Jen Majura: I really really hope we don’t come in the summer next time! I hope the next time we’ll play in Greece it’s gonna be like a little bit less unhuman! Hahaha! Because, the weather was so hot that it wasn’t possible to go outside, but the show was great. I remember we played the festival together with I think Epica, my friend Simone! She lives close to where my parents live in the south of Germany and it was great to see her. It’s kind of like “hey you’re in Greece too!”, “hi good to see you girl”. So, it was nice, we had a good time at the festival… Awesome people and at least a little bit of local food for me the food nerd who couldn’t go to the local market… So, it was good, it’s just a pity that it was so hot that I couldn’t go outside…  Do you have anything you can tell us about Evanescence’s new album?

Jen Majura: It’s been pretty interesting. I call it like a two-phase recording; the first time recording was right after I played at Namm in LA. I flew to Nashville to Nick’s (ed Raskulinecz) studio where we recorded the first chunk of four songs and, you know, everybody went to the airport and everybody said “okay, all right see you next month, bye”… And then the pandemic hit and ever since then I haven’t seen Amy and the guys and I’m looking forward to having a little chat with Amy in like one and a half hours, because we do that every week, as much as we can. Just a video call and just tell what’s going on and talk a little bit… Girl time!

So, everything from then on was digital. I had to record at home which is different because when you’re in the studio playing something Nick gives you his input, his thoughts. He’s like “yeah, try a little bit more like this”, or “try a little bit more like that”. So, with me recording at home I didn’t have that input. I had to make the decision for myself. “Is that good enough?” “Shall I change anything?” “Is that cool?” And I just send over the tracks and the album is done. It’s gonna be released March 26th. The plan was to release it last year, but the plan was also not to have a worldwide global pandemic!

It’s a very encouraging, strong, positive album. Instead of complaining and suffering about how shitty everything is it’s more like “take all these heavy moments and let them shine and create something beautiful out of the pain that you’re feeling”. It’s a very very encouraging album… So, do you have any other musical ambitions? Aspirations? Stuff you want to do? People you want to work with?

Jen Majura: I say that in almost every interview… I would love to work with Nuno Bettencourt… Well, why don’t you?

Jen Majura: Well, I contacted him, but dude doesn’t write back! So, I’m like “oh,I would love to do a collaboration with Nuno Bettencourt. Ummh, other than that I don’t know… There are so many fabulous musicians, but I just can’t name one, it’s impossible!  You’ve been in the business for a long time…

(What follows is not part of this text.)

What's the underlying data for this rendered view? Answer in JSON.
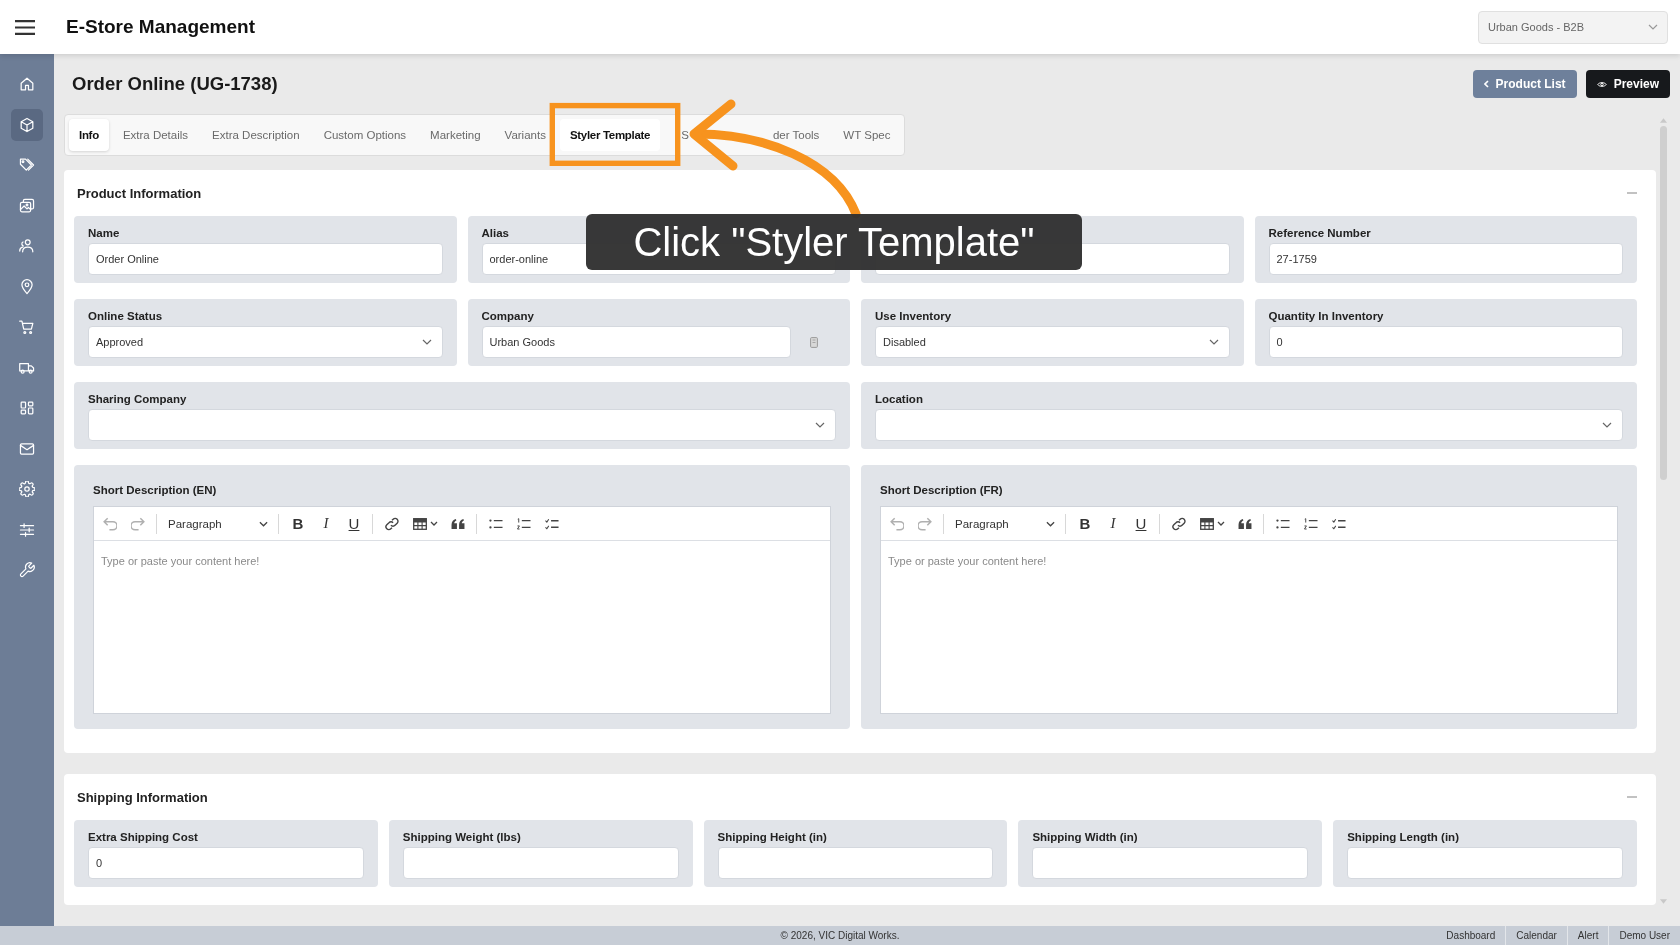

Jen Majura: Oh god! Yes i’m 800 years old… Okay, sorry! You’ve worked and played with lots of people. Would you say that there are some musician friends of yours? People that you can go out for a drink, or maybe go on holiday together, instead of just working and collaborating on something musical?

Jen Majura: Oh, totally! I’m super tight with Guthrie Govan, Jeff Waters, Ron “Bumblefoot” Thal, Alex Skolnick… I’m talking to all these guys it’s like we have a chat group and we just text back and forth and I consider these not only fabulous musicians and awesome people, but also friends.

I’m in contact with Ron almost on a daily basis. In this pandemic we came up with this thing we keep sending each other… a funny little carpool karaoke! So, whenever he’s in the car he’s recording himself singing a song to the radio and I would do the same thing and it’s just this friendship material stuff, you know. All these great musicians in the end are just humans and just friends.